• Problem details:
Repeat all of the data word for word so that only the pictures are missing from the copy.

• Supplied information:
■ ■ ■

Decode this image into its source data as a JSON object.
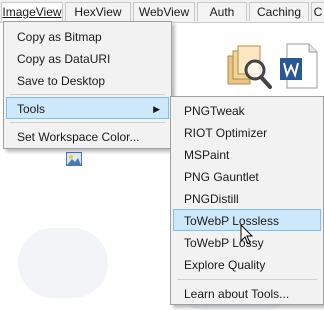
{
  "tabs": [
    {
      "label": "ImageView",
      "active": true
    },
    {
      "label": "HexView",
      "active": false
    },
    {
      "label": "WebView",
      "active": false
    },
    {
      "label": "Auth",
      "active": false
    },
    {
      "label": "Caching",
      "active": false
    },
    {
      "label": "C",
      "active": false
    }
  ],
  "context_menu": {
    "items": [
      {
        "label": "Copy as Bitmap"
      },
      {
        "label": "Copy as DataURI"
      },
      {
        "label": "Save to Desktop"
      },
      {
        "label": "Tools",
        "has_submenu": true,
        "highlighted": true
      },
      {
        "label": "Set Workspace Color..."
      }
    ]
  },
  "tools_submenu": {
    "items": [
      {
        "label": "PNGTweak"
      },
      {
        "label": "RIOT Optimizer"
      },
      {
        "label": "MSPaint"
      },
      {
        "label": "PNG Gauntlet"
      },
      {
        "label": "PNGDistill"
      },
      {
        "label": "ToWebP Lossless",
        "highlighted": true
      },
      {
        "label": "ToWebP Lossy"
      },
      {
        "label": "Explore Quality"
      },
      {
        "label": "Learn about Tools..."
      }
    ]
  },
  "colors": {
    "highlight": "#cde8fb",
    "highlight_border": "#7fbfe8",
    "menu_bg": "#f2f2f2"
  },
  "icons": [
    "magnifier-on-images-icon",
    "word-document-icon",
    "image-thumbnail-icon",
    "submenu-arrow-icon",
    "mouse-cursor-icon"
  ]
}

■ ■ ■

• Worked solution:
Decode this image into its source data as a JSON object.
{
  "tabs": [
    {
      "label": "ImageView",
      "active": true
    },
    {
      "label": "HexView",
      "active": false
    },
    {
      "label": "WebView",
      "active": false
    },
    {
      "label": "Auth",
      "active": false
    },
    {
      "label": "Caching",
      "active": false
    },
    {
      "label": "C",
      "active": false
    }
  ],
  "context_menu": {
    "items": [
      {
        "label": "Copy as Bitmap"
      },
      {
        "label": "Copy as DataURI"
      },
      {
        "label": "Save to Desktop"
      },
      {
        "label": "Tools",
        "has_submenu": true,
        "highlighted": true
      },
      {
        "label": "Set Workspace Color..."
      }
    ]
  },
  "tools_submenu": {
    "items": [
      {
        "label": "PNGTweak"
      },
      {
        "label": "RIOT Optimizer"
      },
      {
        "label": "MSPaint"
      },
      {
        "label": "PNG Gauntlet"
      },
      {
        "label": "PNGDistill"
      },
      {
        "label": "ToWebP Lossless",
        "highlighted": true
      },
      {
        "label": "ToWebP Lossy"
      },
      {
        "label": "Explore Quality"
      },
      {
        "label": "Learn about Tools..."
      }
    ]
  },
  "colors": {
    "highlight": "#cde8fb",
    "highlight_border": "#7fbfe8",
    "menu_bg": "#f2f2f2"
  },
  "icons": [
    "magnifier-on-images-icon",
    "word-document-icon",
    "image-thumbnail-icon",
    "submenu-arrow-icon",
    "mouse-cursor-icon"
  ]
}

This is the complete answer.